Not much is known about the mysterious entity Dead in the Manger. And by not much, I mean virtually fucking nothing. The band choose to remain anonymous for whatever reason, perhaps due to the overwhelming fame and fortune that comes with life in an underground band playing extreme metal. Whatever the case, last year Dead in a Manger released a EP titled Transience that unfortunately passed me by and now they return in quick time to deliver their impressive full-length debut. I use the term full-length quite loosely here, as Cessation features a mere six tracks and a running time of a shade under 27 minutes. Fortunately the brevity of Cessation actually works in the band’s favor, especially when they are entrenched in a metal scene with a serious self editing problem.
What is most evident on this release is that Dead in the Manger are a talented unit that are onto something interesting here, creating a nasty clusterfuck of grind, black metal, sludge and doomy post-metal that reveals a hell of a lot more than meets the eye. While “Part II” and “Part IV” leave bloody trails of blast beats, scorched grind riffs and tremolo melodies in their relentless wake, elsewhere the band traverses more varied and interesting terrain. The extreme component of Dead in the Manger‘s formula couples grind and black metal to pleasingly ferocious effect, however, it’s how these elements are skilfully juxtaposed with unsettling ambient textures, off-kilter melodies and dense, dirgey instrumental passages that lends Cessation its unique edge. For instance, “Part I” opens with some gentle chords and restrained percussion, lulling the listener into a false sense of security before ugly feedback and pained growls cut through the peace and the last third of the song unleashes a caustic barrage of grinding ferocity. The guitar work isn’t overly technical, yet it wins points for inventiveness, coming across like an unhinged amalgam of Buzz Osborne and Mick Kenney.
Dead in the Manger are skilled at building tension and creating a gritty, unsettling atmosphere with their music, illustrated through the doomy wallop, unusual melodies and discordant riffs that highlight the creepy march of “Part III.” This is an aspect of Dead in the Manger’s sound that I find particularly appealing, as it displays their out-of-the-box use of melody and understated riffcraft. Meanwhile “Part VI” brings Cessation to its epic conclusion and may very well be the album’s highpoint. The swollen eight minute epic ties together all the strands of the band’s sound into a poisonous behemoth of unhinged atmospherics, grinding blasts and trudging sludge riffs. The track is extremely well paced and constructed despite its weighty length.

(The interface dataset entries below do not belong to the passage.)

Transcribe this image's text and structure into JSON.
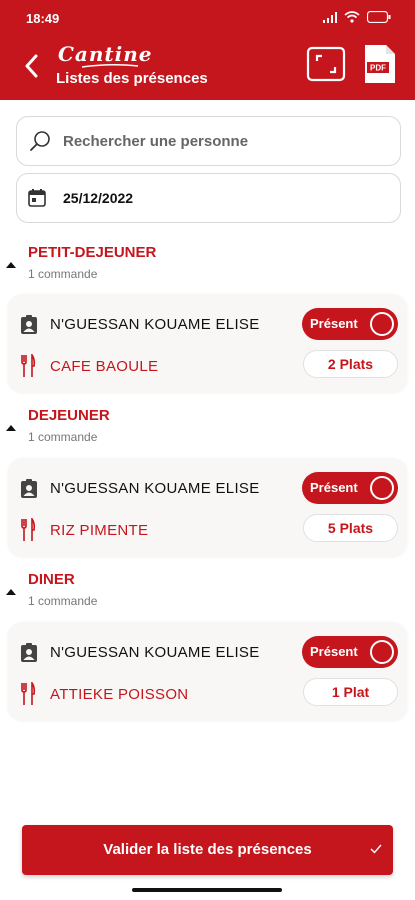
{
  "status_bar": {
    "time": "18:49"
  },
  "header": {
    "brand": "Cantine",
    "title": "Listes des présences",
    "pdf_label": "PDF",
    "icons": {
      "back": "chevron-left-icon",
      "expand": "fullscreen-icon",
      "pdf": "pdf-file-icon"
    }
  },
  "search": {
    "placeholder": "Rechercher une personne",
    "value": ""
  },
  "date": {
    "value": "25/12/2022"
  },
  "sections": [
    {
      "title": "PETIT-DEJEUNER",
      "count": "1 commande",
      "card": {
        "person": "N'GUESSAN KOUAME ELISE",
        "status": "Présent",
        "dish": "CAFE BAOULE",
        "quantity": "2 Plats"
      }
    },
    {
      "title": "DEJEUNER",
      "count": "1 commande",
      "card": {
        "person": "N'GUESSAN KOUAME ELISE",
        "status": "Présent",
        "dish": "RIZ PIMENTE",
        "quantity": "5 Plats"
      }
    },
    {
      "title": "DINER",
      "count": "1 commande",
      "card": {
        "person": "N'GUESSAN KOUAME ELISE",
        "status": "Présent",
        "dish": "ATTIEKE POISSON",
        "quantity": "1 Plat"
      }
    }
  ],
  "validate_button": {
    "label": "Valider la liste des présences"
  },
  "colors": {
    "primary": "#c4161c",
    "background": "#ffffff",
    "card": "#f8f7f6"
  }
}
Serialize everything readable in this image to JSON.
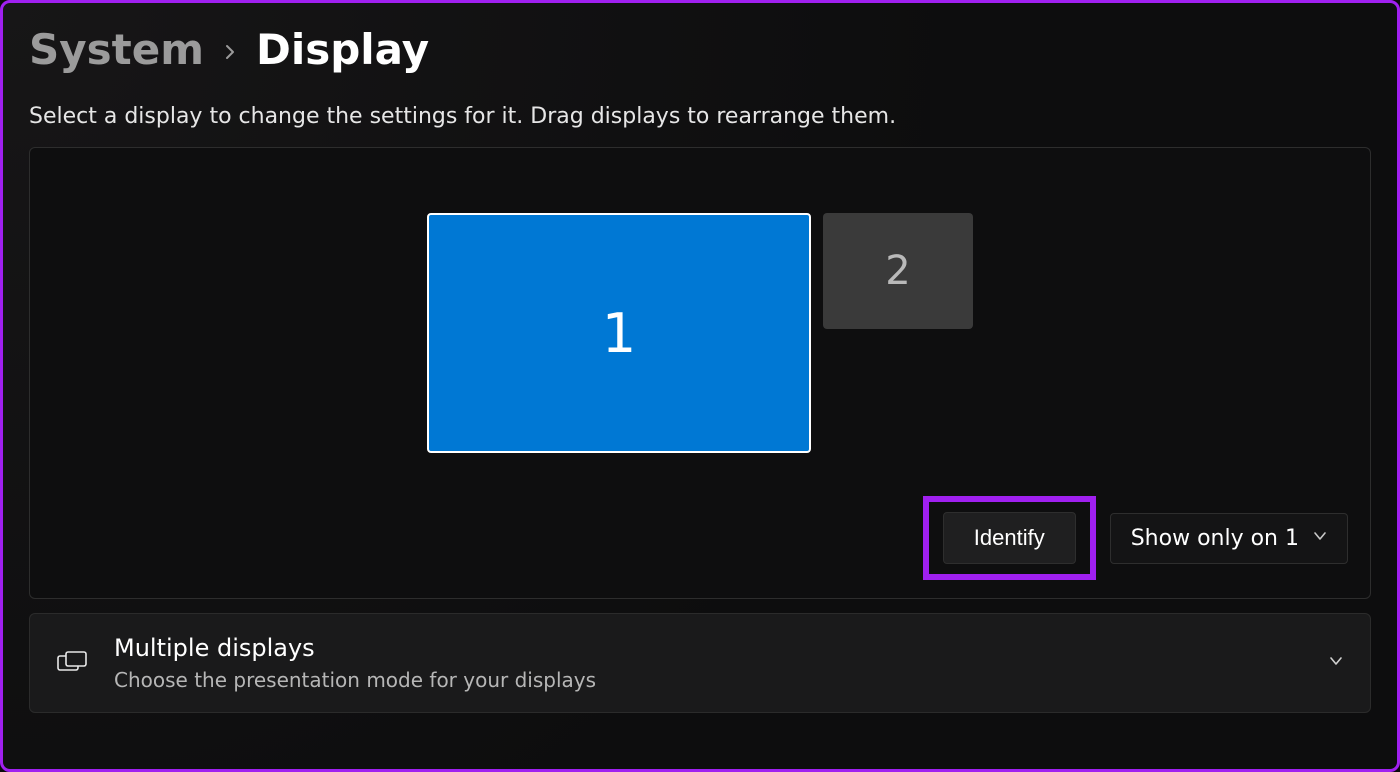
{
  "breadcrumb": {
    "parent": "System",
    "current": "Display"
  },
  "instruction": "Select a display to change the settings for it. Drag displays to rearrange them.",
  "displays": {
    "primary_label": "1",
    "secondary_label": "2"
  },
  "actions": {
    "identify_label": "Identify",
    "projection_selected": "Show only on 1"
  },
  "multiple_displays": {
    "title": "Multiple displays",
    "subtitle": "Choose the presentation mode for your displays"
  }
}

I dig the production quite a bit on Cessation. There’s a raw, unvarnished crunch to the feedback drenched guitars that doesn’t compromise overall clarity, while the mix is uncluttered and the drums sound satisfyingly punchy without overwhelming the other instruments. Of course the disparate styles can produce a jarring effect at times, although in all honesty the transitions and track sequencing create a reasonably cohesive listening experience. An issue I have with Cessation is in regards to its replay value. While I’ve enjoyed my time with the album, its lack of genuinely catchy moments and bleak vibe pushes Cessation into the mood music category, which I’m not sure I’ll be revisiting on a regular basis.
Nevertheless, when all is said and done Dead in the Manger have developed a unique sound and crafted a quality album well worth investigating for metalheads seeking adrenaline charged extremity with an artful spin. I’ll definitely be keeping the band on my radar to see if they can capitalize on the potential shown here and deliver something truly special down the track.